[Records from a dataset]

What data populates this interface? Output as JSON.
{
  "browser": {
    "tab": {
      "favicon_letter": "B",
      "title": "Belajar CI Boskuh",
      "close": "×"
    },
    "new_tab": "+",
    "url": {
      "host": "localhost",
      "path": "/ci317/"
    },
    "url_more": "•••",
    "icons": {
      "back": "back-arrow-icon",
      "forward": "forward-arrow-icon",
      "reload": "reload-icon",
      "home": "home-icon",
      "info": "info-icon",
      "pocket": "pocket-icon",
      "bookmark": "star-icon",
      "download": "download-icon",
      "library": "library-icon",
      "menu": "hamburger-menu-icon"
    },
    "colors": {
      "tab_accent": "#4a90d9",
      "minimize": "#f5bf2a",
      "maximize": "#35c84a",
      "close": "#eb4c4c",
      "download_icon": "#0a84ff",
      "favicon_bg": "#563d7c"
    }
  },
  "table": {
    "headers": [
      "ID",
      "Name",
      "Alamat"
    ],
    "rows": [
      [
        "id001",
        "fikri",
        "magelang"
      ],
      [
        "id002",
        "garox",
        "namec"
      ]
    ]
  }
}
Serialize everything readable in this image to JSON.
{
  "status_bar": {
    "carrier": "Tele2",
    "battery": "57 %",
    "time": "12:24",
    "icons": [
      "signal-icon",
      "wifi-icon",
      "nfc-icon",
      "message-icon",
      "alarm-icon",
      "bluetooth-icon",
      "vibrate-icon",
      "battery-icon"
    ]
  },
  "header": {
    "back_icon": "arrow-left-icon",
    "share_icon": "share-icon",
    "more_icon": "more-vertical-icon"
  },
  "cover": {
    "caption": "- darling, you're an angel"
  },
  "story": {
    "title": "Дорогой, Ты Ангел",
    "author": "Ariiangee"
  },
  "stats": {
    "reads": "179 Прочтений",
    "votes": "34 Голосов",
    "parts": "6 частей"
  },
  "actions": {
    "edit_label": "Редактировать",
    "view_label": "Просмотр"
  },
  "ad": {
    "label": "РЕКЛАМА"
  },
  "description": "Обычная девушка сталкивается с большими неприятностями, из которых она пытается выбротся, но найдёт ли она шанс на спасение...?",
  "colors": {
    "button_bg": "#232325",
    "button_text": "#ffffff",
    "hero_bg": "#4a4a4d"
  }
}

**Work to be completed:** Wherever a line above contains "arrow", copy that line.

**Solution:**
      "back": "back-arrow-icon",
      "forward": "forward-arrow-icon",
    "back_icon": "arrow-left-icon",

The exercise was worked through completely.